    It is unfortunate that ignorant people get to speak out against homeschooling when they (and Torgox) have no clue what they are talking about.

    • by pudge (1) on 2005.06.28 17:49 (#41474) Homepage Journal
      I like what Jon Stewart said to the article author. She said something about how these kids don't really know how the world works, that they are naive ... and he responded, how does that differentiate them from any other college students?

      I don't really know anything about this college (although if I have any more questions now I know who to ask :-), but I do know that the common assertion of homeschool kids not being socialized is rubbish.

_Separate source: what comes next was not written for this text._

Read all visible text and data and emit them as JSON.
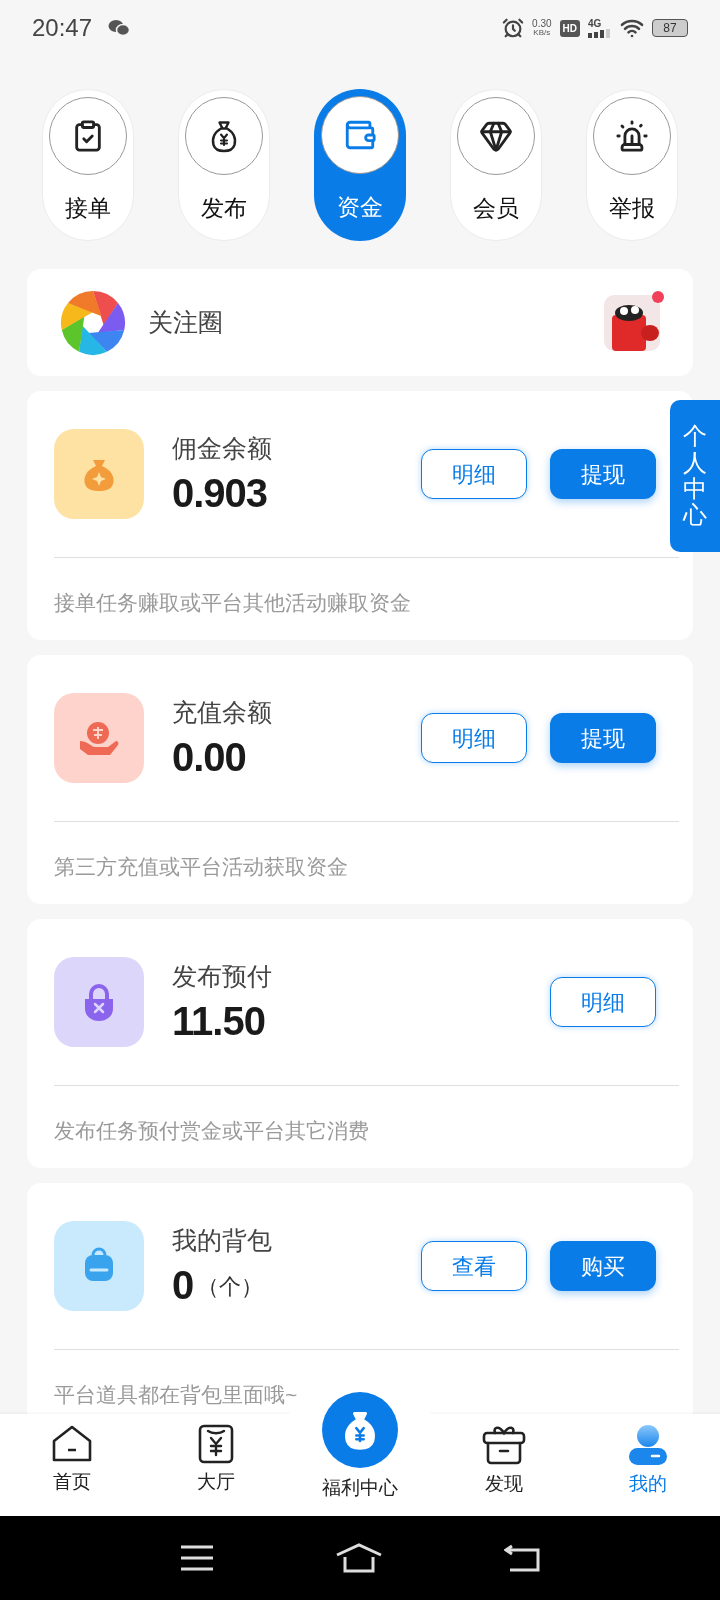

People pick out the few examples of them not being well-socialized and extrapolate from that to support their existing preconceptions, when there are just as many (if not more) poorly socialized kids (per capita) in public and private schools, too.
      • Usually people arguing against homeschooling really seem to mean "I don't understand the socialization process involved here, and some of the homeschooled people I met seem awfully naive, so there must be something wrong!"

        Like so many other things, the real difference between homeschooling "socialization" and publicschooling "socialization" is that one is more popular -- and hence, in a lot of people's opinions, the right choice due to its popularity.

        Jon's statement is better than any I would have thou


        You are what you think.
      • It seems like one of the unstated fallacies here is that there is exactly one kind of "socialization" going on here.

        I may have been well-socialized going to a whitebread public middle school, but that certainly didn't give me the skills I'd need for navigating a crack house or a shooting gallery.

        Similarly, the kind of socialization one learns in high school is very different from what one learns in college, and even varies by college to college. (Commuter schools are different from resident schools, s

        • It seems like one of the unstated fallacies here is that there is exactly one kind of "socialization" going on here.

          Yeah. e.g., my kids will spend a lot more time around a wide variety of adults, and get better socialization of that kind, than will kids who spend over 15,000 hours in school.